Work required: Return each of the entries below word for word.

--- Recorded information ---

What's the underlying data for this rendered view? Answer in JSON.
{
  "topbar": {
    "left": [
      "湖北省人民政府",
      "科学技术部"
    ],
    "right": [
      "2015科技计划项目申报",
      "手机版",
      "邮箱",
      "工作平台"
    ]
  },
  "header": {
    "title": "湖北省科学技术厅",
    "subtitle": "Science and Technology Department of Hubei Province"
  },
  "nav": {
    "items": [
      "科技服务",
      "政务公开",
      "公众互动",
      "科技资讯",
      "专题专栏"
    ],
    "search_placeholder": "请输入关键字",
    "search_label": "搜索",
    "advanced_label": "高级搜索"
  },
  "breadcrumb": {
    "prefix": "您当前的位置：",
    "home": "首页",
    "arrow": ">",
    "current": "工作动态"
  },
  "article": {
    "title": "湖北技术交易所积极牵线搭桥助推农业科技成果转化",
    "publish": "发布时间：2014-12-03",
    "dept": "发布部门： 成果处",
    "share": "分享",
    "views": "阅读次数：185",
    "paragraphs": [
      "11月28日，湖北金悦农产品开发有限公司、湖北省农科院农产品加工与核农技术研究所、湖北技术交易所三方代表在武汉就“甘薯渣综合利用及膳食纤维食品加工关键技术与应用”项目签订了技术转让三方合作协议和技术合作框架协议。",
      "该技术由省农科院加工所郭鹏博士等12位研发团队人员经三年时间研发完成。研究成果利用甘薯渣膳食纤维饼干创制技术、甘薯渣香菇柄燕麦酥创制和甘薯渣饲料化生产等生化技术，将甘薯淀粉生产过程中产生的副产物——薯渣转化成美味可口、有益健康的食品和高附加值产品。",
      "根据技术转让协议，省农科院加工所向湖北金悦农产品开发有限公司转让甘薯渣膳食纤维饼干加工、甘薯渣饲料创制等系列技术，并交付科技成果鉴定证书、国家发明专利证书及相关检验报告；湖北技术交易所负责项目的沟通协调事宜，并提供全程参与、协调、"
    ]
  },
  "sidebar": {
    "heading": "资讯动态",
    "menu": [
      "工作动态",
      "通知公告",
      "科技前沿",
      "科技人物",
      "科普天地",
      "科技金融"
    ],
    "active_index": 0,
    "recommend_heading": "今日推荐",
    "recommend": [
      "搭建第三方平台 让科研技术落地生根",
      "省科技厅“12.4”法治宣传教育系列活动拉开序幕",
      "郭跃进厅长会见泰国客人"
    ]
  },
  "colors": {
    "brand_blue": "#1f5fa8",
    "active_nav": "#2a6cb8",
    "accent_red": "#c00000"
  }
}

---

Result of the exercise:
What's the underlying data for this rendered view? Answer in JSON.
{
  "topbar": {
    "left": [
      "湖北省人民政府",
      "科学技术部"
    ],
    "right": [
      "2015科技计划项目申报",
      "手机版",
      "邮箱",
      "工作平台"
    ]
  },
  "header": {
    "title": "湖北省科学技术厅",
    "subtitle": "Science and Technology Department of Hubei Province"
  },
  "nav": {
    "items": [
      "科技服务",
      "政务公开",
      "公众互动",
      "科技资讯",
      "专题专栏"
    ],
    "search_placeholder": "请输入关键字",
    "search_label": "搜索",
    "advanced_label": "高级搜索"
  },
  "breadcrumb": {
    "prefix": "您当前的位置：",
    "home": "首页",
    "arrow": ">",
    "current": "工作动态"
  },
  "article": {
    "title": "湖北技术交易所积极牵线搭桥助推农业科技成果转化",
    "publish": "发布时间：2014-12-03",
    "dept": "发布部门： 成果处",
    "share": "分享",
    "views": "阅读次数：185",
    "paragraphs": [
      "11月28日，湖北金悦农产品开发有限公司、湖北省农科院农产品加工与核农技术研究所、湖北技术交易所三方代表在武汉就“甘薯渣综合利用及膳食纤维食品加工关键技术与应用”项目签订了技术转让三方合作协议和技术合作框架协议。",
      "该技术由省农科院加工所郭鹏博士等12位研发团队人员经三年时间研发完成。研究成果利用甘薯渣膳食纤维饼干创制技术、甘薯渣香菇柄燕麦酥创制和甘薯渣饲料化生产等生化技术，将甘薯淀粉生产过程中产生的副产物——薯渣转化成美味可口、有益健康的食品和高附加值产品。",
      "根据技术转让协议，省农科院加工所向湖北金悦农产品开发有限公司转让甘薯渣膳食纤维饼干加工、甘薯渣饲料创制等系列技术，并交付科技成果鉴定证书、国家发明专利证书及相关检验报告；湖北技术交易所负责项目的沟通协调事宜，并提供全程参与、协调、"
    ]
  },
  "sidebar": {
    "heading": "资讯动态",
    "menu": [
      "工作动态",
      "通知公告",
      "科技前沿",
      "科技人物",
      "科普天地",
      "科技金融"
    ],
    "active_index": 0,
    "recommend_heading": "今日推荐",
    "recommend": [
      "搭建第三方平台 让科研技术落地生根",
      "省科技厅“12.4”法治宣传教育系列活动拉开序幕",
      "郭跃进厅长会见泰国客人"
    ]
  },
  "colors": {
    "brand_blue": "#1f5fa8",
    "active_nav": "#2a6cb8",
    "accent_red": "#c00000"
  }
}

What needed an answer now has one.